You're welcome.
As I am looking up the parts here, I'm realizing these are just something I splice into the power cord.
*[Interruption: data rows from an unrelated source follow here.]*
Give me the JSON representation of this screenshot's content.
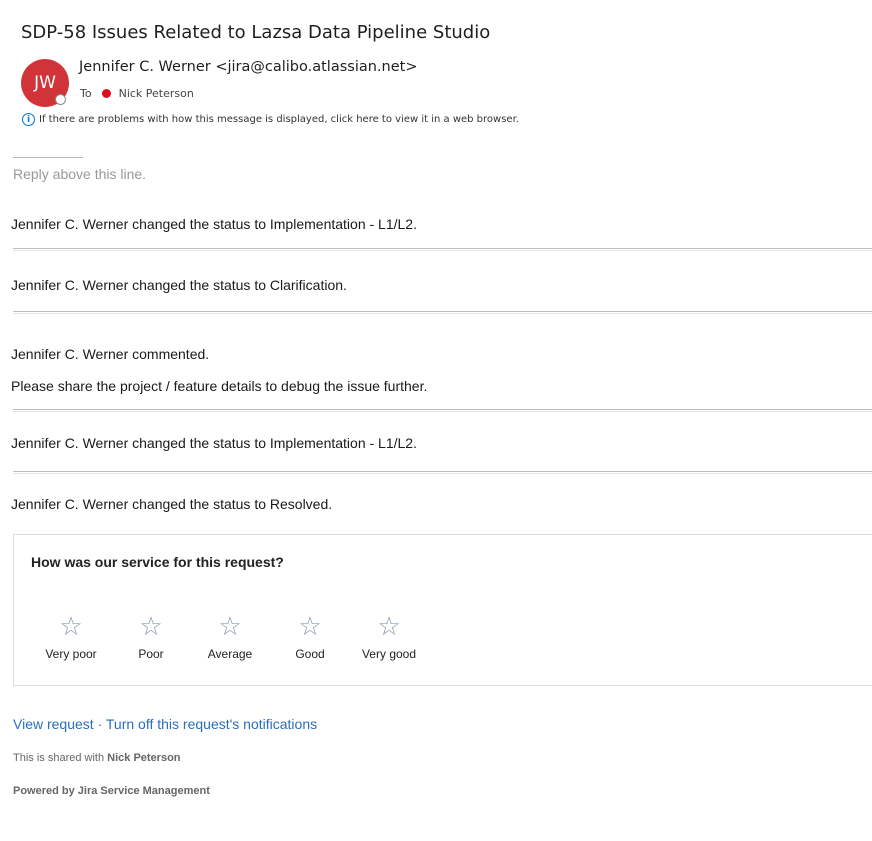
{
  "email": {
    "subject": "SDP-58 Issues Related to Lazsa Data Pipeline Studio",
    "avatar_initials": "JW",
    "sender": "Jennifer C. Werner <jira@calibo.atlassian.net>",
    "to_label": "To",
    "recipient": "Nick Peterson",
    "info_bar": "If there are problems with how this message is displayed, click here to view it in a web browser.",
    "info_icon": "info-icon"
  },
  "body": {
    "reply_hint": "Reply above this line.",
    "activities": [
      "Jennifer C. Werner changed the status to Implementation - L1/L2.",
      "Jennifer C. Werner changed the status to Clarification.",
      "Jennifer C. Werner commented.",
      "Please share the project / feature details to debug the issue further.",
      "Jennifer C. Werner changed the status to Implementation - L1/L2.",
      "Jennifer C. Werner changed the status to Resolved."
    ]
  },
  "survey": {
    "question": "How was our service for this request?",
    "star_icon": "star-outline-icon",
    "ratings": [
      "Very poor",
      "Poor",
      "Average",
      "Good",
      "Very good"
    ]
  },
  "footer": {
    "view_request": "View request",
    "separator": "·",
    "turn_off": "Turn off this request's notifications",
    "shared_prefix": "This is shared with",
    "shared_name": "Nick Peterson",
    "powered_by": "Powered by Jira Service Management"
  },
  "colors": {
    "avatar": "#d13438",
    "link": "#2a6ebb",
    "recipient_dot": "#e00b1c"
  }
}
Do they sell ready made filters like this that I can just plug in and then plug the power supply cord into?

If not, perhaps the folks at radio shack can show me how to put it together :)
The filter that you need has to go 'inside' the unit.  A filter on the AC power line won't help your problem and won't use the parts that you mentioned.  If your unit is two separate pieces with a 'wall-wart' power supply that has a cord connected to the transmitter, then you could probably install your filter in that cord because that's after the AC power is converted to DC.  Check and make sure the 'wall-wart' says that it supplies DC and not AC.
This is what I am using for the power supply, as one did not come with the headsets/transmitter:
That looks fine.  You can either cut the cord to splice the filter in or find another box to put it in.  Another box requires another connector.  Or you can just split the wires inside the box to connect to the filter.  In any case, this is not just 'plug-in' thing, you will have to do some wiring and soldering yourself.  Do you have a friend that does things like this?
Maybe... I'll ask around :)

Thanks again!